▶ **Source data**
BEGIN

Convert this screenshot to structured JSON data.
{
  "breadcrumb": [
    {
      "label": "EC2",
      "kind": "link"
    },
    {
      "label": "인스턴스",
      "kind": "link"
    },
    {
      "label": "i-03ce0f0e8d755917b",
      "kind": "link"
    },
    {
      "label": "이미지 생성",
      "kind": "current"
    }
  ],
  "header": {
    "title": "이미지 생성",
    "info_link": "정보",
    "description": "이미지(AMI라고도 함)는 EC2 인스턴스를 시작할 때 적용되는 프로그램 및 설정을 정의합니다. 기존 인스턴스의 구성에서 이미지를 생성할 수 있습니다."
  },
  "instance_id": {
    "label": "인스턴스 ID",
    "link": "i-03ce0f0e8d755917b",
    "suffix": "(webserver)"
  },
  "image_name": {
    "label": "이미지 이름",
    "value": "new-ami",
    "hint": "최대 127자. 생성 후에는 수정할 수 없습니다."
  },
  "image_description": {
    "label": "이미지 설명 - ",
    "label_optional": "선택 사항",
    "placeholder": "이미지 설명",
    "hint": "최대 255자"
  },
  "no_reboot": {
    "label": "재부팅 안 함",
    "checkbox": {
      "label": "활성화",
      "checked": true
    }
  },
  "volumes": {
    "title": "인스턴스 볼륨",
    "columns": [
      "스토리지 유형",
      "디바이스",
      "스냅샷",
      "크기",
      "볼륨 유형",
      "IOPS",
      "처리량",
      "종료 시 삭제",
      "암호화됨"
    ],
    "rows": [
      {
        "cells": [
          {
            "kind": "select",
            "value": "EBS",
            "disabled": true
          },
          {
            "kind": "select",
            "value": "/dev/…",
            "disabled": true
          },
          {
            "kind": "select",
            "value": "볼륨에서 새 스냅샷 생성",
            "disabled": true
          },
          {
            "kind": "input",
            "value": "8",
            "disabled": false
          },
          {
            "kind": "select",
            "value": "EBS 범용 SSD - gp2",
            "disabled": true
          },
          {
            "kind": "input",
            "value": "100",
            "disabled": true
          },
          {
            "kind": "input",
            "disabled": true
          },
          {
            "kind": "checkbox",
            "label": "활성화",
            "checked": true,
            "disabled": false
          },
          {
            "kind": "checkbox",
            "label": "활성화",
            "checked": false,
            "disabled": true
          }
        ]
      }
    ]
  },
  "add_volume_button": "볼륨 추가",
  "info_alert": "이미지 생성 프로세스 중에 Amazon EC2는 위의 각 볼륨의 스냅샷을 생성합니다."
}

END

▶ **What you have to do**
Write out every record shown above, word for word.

▶ **Written solution**
Convert this screenshot to structured JSON data.
{
  "breadcrumb": [
    {
      "label": "EC2",
      "kind": "link"
    },
    {
      "label": "인스턴스",
      "kind": "link"
    },
    {
      "label": "i-03ce0f0e8d755917b",
      "kind": "link"
    },
    {
      "label": "이미지 생성",
      "kind": "current"
    }
  ],
  "header": {
    "title": "이미지 생성",
    "info_link": "정보",
    "description": "이미지(AMI라고도 함)는 EC2 인스턴스를 시작할 때 적용되는 프로그램 및 설정을 정의합니다. 기존 인스턴스의 구성에서 이미지를 생성할 수 있습니다."
  },
  "instance_id": {
    "label": "인스턴스 ID",
    "link": "i-03ce0f0e8d755917b",
    "suffix": "(webserver)"
  },
  "image_name": {
    "label": "이미지 이름",
    "value": "new-ami",
    "hint": "최대 127자. 생성 후에는 수정할 수 없습니다."
  },
  "image_description": {
    "label": "이미지 설명 - ",
    "label_optional": "선택 사항",
    "placeholder": "이미지 설명",
    "hint": "최대 255자"
  },
  "no_reboot": {
    "label": "재부팅 안 함",
    "checkbox": {
      "label": "활성화",
      "checked": true
    }
  },
  "volumes": {
    "title": "인스턴스 볼륨",
    "columns": [
      "스토리지 유형",
      "디바이스",
      "스냅샷",
      "크기",
      "볼륨 유형",
      "IOPS",
      "처리량",
      "종료 시 삭제",
      "암호화됨"
    ],
    "rows": [
      {
        "cells": [
          {
            "kind": "select",
            "value": "EBS",
            "disabled": true
          },
          {
            "kind": "select",
            "value": "/dev/…",
            "disabled": true
          },
          {
            "kind": "select",
            "value": "볼륨에서 새 스냅샷 생성",
            "disabled": true
          },
          {
            "kind": "input",
            "value": "8",
            "disabled": false
          },
          {
            "kind": "select",
            "value": "EBS 범용 SSD - gp2",
            "disabled": true
          },
          {
            "kind": "input",
            "value": "100",
            "disabled": true
          },
          {
            "kind": "input",
            "disabled": true
          },
          {
            "kind": "checkbox",
            "label": "활성화",
            "checked": true,
            "disabled": false
          },
          {
            "kind": "checkbox",
            "label": "활성화",
            "checked": false,
            "disabled": true
          }
        ]
      }
    ]
  },
  "add_volume_button": "볼륨 추가",
  "info_alert": "이미지 생성 프로세스 중에 Amazon EC2는 위의 각 볼륨의 스냅샷을 생성합니다."
}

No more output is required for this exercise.